This means being exposed to others, especially a wife or parents, and falling into the trap of having to explain.
So there is pressure on the people involved not to reveal the identity of the people they came into contact with.
Can monkeypox be controlled?
It seems that some countries have already controlled the virus, so that the number of cases has reached 35 new cases per day, but the number of cases is increasing in other places, including the United States, which has declared a state of emergency.
But it will not be enough for rich countries to control the disease, while it is now spreading in 80 countries where it has not previously spread.
“It is not clear if the disease can be completely controlled, some countries may be able to and some will be unable to do so,” says Professor Ballou.
The World Health Organization’s official for monkeypox, Rosamund Lewis, says the spread of monkeypox can be eradicated, but warns that it is not clear if the organization will be able to support countries sufficiently to eradicate the disease.
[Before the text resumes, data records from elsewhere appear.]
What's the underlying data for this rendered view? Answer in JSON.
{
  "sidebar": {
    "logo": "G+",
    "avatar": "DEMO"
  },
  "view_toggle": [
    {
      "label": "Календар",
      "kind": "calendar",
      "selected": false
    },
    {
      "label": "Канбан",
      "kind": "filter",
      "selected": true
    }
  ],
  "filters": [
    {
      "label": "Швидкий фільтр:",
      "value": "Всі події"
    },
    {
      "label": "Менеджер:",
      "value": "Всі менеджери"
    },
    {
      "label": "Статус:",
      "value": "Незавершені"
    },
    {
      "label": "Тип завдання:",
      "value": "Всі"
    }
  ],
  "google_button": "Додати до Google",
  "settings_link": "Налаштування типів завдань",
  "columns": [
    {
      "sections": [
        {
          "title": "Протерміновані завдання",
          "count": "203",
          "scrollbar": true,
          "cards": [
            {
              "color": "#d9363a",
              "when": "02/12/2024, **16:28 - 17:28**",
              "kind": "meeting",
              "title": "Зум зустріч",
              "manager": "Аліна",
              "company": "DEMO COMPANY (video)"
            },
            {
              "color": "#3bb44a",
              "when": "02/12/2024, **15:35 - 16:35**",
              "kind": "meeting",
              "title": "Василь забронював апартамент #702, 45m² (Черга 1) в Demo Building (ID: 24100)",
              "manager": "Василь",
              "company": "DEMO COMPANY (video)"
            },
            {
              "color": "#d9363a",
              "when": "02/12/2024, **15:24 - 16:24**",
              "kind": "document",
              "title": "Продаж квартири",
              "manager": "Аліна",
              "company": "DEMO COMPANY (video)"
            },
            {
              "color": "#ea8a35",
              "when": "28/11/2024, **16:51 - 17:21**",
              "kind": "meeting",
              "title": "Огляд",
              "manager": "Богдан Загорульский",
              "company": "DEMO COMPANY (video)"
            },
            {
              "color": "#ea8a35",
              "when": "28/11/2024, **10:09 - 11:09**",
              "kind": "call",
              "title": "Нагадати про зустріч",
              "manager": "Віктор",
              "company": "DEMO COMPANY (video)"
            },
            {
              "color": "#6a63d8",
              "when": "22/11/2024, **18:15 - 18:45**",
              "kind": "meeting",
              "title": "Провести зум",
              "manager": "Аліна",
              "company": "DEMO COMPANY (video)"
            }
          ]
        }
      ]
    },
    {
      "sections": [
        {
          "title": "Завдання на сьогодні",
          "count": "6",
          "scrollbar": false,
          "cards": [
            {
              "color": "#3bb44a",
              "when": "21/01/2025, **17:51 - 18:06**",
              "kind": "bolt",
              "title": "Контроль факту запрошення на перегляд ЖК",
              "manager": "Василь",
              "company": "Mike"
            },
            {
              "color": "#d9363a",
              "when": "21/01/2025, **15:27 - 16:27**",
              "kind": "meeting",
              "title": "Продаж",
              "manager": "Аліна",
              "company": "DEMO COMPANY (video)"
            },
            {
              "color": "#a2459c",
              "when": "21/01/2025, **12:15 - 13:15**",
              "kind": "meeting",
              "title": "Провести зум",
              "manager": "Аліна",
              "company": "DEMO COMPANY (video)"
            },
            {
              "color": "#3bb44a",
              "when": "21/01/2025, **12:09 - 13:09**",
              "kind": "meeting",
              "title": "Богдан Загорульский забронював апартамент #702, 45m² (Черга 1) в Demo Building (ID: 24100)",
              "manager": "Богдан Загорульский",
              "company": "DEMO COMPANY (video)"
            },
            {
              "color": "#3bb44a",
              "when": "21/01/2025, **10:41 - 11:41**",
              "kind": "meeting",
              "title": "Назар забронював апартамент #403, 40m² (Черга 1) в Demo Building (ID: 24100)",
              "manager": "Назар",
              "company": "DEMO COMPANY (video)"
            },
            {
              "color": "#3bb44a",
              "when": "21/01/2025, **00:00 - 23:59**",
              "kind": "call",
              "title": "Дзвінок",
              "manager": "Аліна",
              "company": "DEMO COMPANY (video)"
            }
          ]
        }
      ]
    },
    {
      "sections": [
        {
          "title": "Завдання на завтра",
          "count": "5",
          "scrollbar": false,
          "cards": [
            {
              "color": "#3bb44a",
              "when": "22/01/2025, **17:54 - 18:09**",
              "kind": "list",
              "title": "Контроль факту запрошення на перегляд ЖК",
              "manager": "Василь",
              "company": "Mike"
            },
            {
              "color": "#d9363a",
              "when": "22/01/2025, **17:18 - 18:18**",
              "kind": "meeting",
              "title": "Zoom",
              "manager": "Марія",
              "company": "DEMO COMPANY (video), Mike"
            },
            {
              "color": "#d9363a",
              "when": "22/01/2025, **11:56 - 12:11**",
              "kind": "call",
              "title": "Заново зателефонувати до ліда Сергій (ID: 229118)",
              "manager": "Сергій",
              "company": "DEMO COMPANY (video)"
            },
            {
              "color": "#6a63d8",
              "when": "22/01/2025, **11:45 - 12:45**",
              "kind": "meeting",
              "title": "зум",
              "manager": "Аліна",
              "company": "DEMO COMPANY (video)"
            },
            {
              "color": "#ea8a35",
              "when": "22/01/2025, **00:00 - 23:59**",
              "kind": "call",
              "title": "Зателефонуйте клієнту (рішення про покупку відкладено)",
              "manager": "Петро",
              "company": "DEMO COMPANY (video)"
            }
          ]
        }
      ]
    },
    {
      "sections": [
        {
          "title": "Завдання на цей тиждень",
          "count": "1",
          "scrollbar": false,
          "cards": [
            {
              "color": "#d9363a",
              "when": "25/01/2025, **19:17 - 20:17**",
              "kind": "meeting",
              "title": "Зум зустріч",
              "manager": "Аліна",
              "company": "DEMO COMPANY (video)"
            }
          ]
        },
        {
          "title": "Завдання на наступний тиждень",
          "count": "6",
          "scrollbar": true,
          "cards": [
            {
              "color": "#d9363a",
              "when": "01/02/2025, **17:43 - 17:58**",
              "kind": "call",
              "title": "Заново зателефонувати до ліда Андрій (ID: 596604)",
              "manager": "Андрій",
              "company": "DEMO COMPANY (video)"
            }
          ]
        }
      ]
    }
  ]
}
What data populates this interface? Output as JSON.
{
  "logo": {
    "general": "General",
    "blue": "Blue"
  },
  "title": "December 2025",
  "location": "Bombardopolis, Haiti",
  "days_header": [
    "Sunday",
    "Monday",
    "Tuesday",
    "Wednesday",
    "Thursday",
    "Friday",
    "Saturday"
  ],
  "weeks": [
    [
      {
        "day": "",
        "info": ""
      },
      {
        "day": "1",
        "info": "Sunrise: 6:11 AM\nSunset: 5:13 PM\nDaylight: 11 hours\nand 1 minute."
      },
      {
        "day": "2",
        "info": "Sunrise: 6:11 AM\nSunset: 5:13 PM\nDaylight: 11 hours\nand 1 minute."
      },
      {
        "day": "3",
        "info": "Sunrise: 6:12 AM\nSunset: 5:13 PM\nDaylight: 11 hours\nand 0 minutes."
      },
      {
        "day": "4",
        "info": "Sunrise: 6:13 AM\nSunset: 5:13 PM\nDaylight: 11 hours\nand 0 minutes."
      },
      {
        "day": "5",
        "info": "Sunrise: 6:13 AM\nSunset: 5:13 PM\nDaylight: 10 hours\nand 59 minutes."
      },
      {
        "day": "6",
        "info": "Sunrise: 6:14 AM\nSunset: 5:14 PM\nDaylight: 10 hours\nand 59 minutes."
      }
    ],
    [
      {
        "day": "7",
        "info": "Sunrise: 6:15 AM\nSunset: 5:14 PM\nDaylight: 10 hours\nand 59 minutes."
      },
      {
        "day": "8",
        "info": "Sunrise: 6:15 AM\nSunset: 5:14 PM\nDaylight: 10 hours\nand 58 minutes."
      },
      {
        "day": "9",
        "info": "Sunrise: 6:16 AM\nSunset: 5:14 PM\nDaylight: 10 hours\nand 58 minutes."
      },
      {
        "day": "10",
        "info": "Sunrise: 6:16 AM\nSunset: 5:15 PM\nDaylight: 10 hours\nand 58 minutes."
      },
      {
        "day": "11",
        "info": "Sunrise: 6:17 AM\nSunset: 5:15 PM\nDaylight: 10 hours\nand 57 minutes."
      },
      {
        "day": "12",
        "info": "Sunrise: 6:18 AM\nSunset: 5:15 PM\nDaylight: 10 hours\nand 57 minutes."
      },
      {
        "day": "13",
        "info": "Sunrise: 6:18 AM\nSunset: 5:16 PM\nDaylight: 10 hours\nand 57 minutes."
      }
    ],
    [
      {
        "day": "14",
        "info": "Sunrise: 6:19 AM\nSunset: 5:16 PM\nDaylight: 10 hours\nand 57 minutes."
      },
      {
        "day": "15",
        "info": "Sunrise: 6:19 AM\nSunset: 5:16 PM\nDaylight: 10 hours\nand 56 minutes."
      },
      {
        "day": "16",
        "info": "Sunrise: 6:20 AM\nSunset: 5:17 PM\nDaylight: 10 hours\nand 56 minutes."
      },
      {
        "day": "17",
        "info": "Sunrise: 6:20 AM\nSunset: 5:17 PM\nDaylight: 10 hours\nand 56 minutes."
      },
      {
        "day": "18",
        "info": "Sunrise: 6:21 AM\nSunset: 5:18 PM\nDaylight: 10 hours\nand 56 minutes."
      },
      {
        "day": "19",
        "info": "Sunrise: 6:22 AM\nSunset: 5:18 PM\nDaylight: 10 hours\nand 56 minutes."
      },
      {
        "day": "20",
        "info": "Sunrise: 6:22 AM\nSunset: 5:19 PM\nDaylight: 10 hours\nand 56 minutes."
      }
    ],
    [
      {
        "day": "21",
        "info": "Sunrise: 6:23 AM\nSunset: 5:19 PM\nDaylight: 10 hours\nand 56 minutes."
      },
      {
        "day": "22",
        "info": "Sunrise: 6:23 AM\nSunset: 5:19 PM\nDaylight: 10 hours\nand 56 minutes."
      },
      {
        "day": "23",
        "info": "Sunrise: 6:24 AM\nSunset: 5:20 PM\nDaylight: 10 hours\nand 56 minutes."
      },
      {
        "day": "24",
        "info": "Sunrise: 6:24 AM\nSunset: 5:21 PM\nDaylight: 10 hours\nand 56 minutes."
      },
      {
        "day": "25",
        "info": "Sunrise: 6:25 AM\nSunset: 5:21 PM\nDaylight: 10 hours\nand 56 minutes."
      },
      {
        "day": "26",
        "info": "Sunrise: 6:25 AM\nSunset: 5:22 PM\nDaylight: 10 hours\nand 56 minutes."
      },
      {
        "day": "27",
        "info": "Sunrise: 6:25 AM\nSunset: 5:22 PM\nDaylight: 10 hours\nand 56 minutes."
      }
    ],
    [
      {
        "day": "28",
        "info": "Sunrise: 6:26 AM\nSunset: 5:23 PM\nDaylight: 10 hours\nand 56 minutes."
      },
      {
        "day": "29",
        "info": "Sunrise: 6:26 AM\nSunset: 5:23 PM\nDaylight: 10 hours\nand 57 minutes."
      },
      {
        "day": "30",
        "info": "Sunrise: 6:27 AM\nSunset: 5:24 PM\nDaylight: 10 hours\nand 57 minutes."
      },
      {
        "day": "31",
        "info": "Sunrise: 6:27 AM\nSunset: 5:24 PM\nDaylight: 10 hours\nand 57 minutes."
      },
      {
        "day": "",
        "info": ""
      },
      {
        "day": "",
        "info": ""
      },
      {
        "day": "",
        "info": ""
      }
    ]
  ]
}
African countries where the virus has always been present will continue to deal with it while it is transmitted from one wild animal to another.
Studies have shown that the problem has been getting worse since the end of the smallpox eradication program, as few people under the age of 50 gain immunity to the disease.
The only step that can stand in the way of the virus spreading is a vaccination campaign, but there is debate in Africa about whether this is an appropriate or necessary step.
What happens if we do not control the disease?
There are fears that monkeypox will become endemic around the world.
At present, the spread of the virus is concentrated among men who have same-sex sexual relations, but this may change to spread the virus more widely if the spread of the disease is prolonged.
Limited cases were recorded among women and children. The risk increases if the virus has enough time to learn to infect other groups, as we have witnessed in the case of Covid, where many mutagens appeared, such as Omicron, which became highly contagious.
“Unless the virus changes, I suspect it will spread among children or people who are not in same-sex relationships, but the longer the time goes, the stronger the chance of this happening,” said Professor Ballou.
The other problem is that monkeypox is able to infect other mammals including squirrels, rats and monkeys in Africa.
There is a risk that the virus will spread among other animals, and begin to move between animal species. It happened that the virus spread in the United States in 2003 among prairie dogs.
This spread of monkeypox can be treated, but the longer you wait, the more difficult it is to fight the disease and the higher the risk.